William Schallert, an actor who played Patty Duke’s father — and uncle — in her 1960s sitcom and led a long, contentious strike for actors, died May 8 at his home in Pacific Palisades, Calif. He was 93.
His son, Edwin Schallert, confirmed the death but did not disclose the cause.
Mr. Schallert was usually seen in supporting roles, but his lean, friendly face was familiar to baby boomers for roles in two classic sitcoms — as a teacher to Dwayne Hickman and his pals in “The Many Loves of Dobie Gillis” and as the dad in “The Patty Duke Show.”
“The Patty Duke Show” (1963-1966) was challenging for Duke, who had already achieved stardom on Broadway as the young Helen Keller in “The Miracle Worker” and repeated the role in the film, winning her an Oscar for supporting actress. (Duke died in March at age 69.)
In the television series, she played a double role, as Patty Lane, a typical American teenager, and her cultured cousin Cathy, who lives with Patty’s family. Cathy was newly arrived from overseas, where, the theme song told viewers, she “adores a minuet, the Ballets Russes and crepes suzette.” Patty, meanwhile, just likes rock-and-roll and hot dogs.
Mr. Schallert was cast as Patty’s harried father (and Cathy’s uncle), who was confused by the look-alike girls.
He was similarly frustrated as Mr. Pomfritt, the English teacher on “Dobie Gillis.” The show, which ran from 1959 to 1963, starred Hickman as a teenager comically yearning for the perfect girl and featured a strong supporting cast including Bob Denver as his beatnik pal Maynard. “You ready, my young barbarians?” Mr. Pomfritt would ask his students, comically pining for the days of corporal punishment in the classroom.
In 1979, Mr. Schallert was elected president of the 46,000-member Screen Actors Guild. The next year, he led the union as it staged a 13-week strike over such issues as actors’ pay for films made for the then-new cable television industry.
He told the Los Angeles Times his message to actors was that “we have to respect ourselves as artists” and recalled the pre-union days when actors were sometimes expected to work until midnight and be back at work six hours later.
Mr. Schallert was defeated in his bid for a second two-year term as SAG president in 1981 by “Lou Grant” star Ed Asner, who had strongly criticized the agreement the union had reached to end the strike. Asner ran into his own controversies as SAG chief by taking stands critical of U.S. foreign policy, and he decided not to seek a third term in 1985. He was succeeded by none other than Mr. Schallert’s former screen daughter, Duke.
Mr. Schallert said in 2008 that his greatest accomplishment as SAG president was the formation of a committee for performers with disabilities. “We had established committees for all of the various ethnic minorities, women and seniors,” he said. “I’m a big beneficiary of that right now because I’m 85 and I still work.”

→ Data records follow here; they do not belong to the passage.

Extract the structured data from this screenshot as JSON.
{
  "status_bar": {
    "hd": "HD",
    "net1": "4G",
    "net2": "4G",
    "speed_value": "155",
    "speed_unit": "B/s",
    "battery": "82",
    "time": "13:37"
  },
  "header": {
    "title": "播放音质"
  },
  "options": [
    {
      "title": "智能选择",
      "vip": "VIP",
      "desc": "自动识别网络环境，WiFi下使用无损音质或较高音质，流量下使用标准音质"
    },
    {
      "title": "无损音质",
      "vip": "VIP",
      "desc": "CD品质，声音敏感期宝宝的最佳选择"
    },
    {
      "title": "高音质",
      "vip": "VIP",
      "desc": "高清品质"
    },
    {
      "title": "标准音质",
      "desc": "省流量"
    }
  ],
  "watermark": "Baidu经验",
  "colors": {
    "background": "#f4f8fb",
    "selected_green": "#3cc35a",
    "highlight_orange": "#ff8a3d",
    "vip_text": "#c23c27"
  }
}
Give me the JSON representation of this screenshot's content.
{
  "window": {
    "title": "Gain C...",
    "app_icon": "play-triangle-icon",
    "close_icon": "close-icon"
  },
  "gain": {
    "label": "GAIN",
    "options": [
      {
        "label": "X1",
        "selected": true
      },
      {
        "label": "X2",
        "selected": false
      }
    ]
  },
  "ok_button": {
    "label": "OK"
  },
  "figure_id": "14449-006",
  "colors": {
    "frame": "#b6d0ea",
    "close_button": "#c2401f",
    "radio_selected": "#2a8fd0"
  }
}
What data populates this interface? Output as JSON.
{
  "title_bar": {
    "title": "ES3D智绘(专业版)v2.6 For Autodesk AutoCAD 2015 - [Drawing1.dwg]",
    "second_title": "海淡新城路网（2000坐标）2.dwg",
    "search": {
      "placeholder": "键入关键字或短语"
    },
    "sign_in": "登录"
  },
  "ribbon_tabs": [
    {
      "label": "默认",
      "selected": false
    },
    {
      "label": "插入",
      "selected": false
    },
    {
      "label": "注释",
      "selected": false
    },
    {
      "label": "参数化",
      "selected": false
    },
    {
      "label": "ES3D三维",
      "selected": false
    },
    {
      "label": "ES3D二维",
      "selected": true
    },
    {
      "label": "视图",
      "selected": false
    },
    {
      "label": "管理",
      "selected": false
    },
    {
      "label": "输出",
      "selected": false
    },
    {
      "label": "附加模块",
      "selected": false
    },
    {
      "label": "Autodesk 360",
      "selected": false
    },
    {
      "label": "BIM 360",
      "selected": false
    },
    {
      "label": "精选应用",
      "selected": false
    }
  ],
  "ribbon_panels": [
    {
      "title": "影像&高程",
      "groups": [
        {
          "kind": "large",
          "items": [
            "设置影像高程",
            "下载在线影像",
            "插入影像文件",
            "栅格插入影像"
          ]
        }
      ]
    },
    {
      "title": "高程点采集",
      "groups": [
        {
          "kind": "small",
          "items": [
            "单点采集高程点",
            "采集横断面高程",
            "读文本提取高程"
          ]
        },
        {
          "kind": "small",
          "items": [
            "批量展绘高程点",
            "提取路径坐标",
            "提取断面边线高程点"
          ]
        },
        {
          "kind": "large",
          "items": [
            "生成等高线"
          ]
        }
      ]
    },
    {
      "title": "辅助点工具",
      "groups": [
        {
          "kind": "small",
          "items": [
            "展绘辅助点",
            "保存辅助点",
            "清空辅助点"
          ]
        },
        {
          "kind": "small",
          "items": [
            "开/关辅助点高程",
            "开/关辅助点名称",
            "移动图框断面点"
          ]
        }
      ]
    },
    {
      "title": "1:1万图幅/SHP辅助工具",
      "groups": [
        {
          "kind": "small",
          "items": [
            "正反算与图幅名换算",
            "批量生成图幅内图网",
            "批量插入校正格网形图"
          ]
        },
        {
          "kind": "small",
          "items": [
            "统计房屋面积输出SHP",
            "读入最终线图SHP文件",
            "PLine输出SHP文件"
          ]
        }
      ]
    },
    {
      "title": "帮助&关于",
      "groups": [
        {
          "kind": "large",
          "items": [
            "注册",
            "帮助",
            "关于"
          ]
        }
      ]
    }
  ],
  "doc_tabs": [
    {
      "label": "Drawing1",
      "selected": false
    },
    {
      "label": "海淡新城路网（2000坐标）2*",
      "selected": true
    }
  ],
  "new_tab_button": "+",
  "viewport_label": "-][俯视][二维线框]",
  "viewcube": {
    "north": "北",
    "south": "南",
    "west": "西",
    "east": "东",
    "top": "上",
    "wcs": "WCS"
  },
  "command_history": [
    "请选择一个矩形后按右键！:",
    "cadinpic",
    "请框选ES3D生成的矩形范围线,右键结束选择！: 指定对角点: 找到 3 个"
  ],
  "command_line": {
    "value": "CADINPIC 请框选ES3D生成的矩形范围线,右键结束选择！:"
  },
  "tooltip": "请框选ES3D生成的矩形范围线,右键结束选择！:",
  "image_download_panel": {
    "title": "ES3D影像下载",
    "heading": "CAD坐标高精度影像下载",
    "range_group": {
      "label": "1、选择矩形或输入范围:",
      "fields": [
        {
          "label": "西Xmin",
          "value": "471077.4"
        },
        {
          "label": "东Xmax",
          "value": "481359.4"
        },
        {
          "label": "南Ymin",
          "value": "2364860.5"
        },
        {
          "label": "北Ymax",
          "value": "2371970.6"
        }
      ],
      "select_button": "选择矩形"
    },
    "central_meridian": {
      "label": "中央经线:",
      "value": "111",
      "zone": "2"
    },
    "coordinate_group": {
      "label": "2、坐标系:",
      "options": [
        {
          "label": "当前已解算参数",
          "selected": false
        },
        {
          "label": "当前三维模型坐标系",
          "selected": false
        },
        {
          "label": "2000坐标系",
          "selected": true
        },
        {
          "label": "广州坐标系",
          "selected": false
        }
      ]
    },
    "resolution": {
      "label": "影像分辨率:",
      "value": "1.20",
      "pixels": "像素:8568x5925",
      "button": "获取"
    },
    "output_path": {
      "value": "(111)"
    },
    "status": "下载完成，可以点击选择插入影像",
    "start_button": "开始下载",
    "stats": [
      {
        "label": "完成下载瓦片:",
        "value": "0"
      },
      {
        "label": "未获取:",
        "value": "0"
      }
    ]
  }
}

William Joseph Schallert was born in Los Angeles on July 6, 1922. His father, Edwin Francis Schallert, was Los Angeles Times drama editor from 1919 to 1958.
Mr. Schallert attended the University of California at Los Angeles and went to England on a Fulbright scholarship in 1952. He studied repertory theater and lectured on American theater at the University of Oxford.
His wife, actress Leah Waggner, died in 2015. Besides his son Edwin, survivors include three other sons and seven grandchildren, the New York Times reported.
At the start of his career, Mr. Schallert was a founding member of the Circle Theater in Hollywood. The director was Charlie Chaplin, whose son Sydney was a cast member.
In all, Mr. Schallert appeared in hundreds of movies, television series and specials, playing characters and walk-ons. Among his later TV roles were guest shots on “Desperate Housewives” and “True Blood.” In 2008, he played Supreme Court Justice John Paul Stevens in “Recount,” HBO’s Emmy-winning dramatization of the 2000 presidential election.
He also played such real-life figures such as Gen. Mark Clark in the 1979 miniseries “Ike: The War Years” and Gen. Robert E. Lee in the 1986 miniseries “North and South, Book II.”
In an interview with the Los Angeles Times in 1966, Mr. Schallert lamented being cast as “the second man through the door,” or supporting player.
“I did come close to a lead once,” he said. “This was a pilot I made for a series named ‘Filbert.’ But when the producers calculated the series would cost $75,000 per episode, they figured a top name would be needed in the lead to assure success. So they gave up the project. It was a hard pill to swallow.”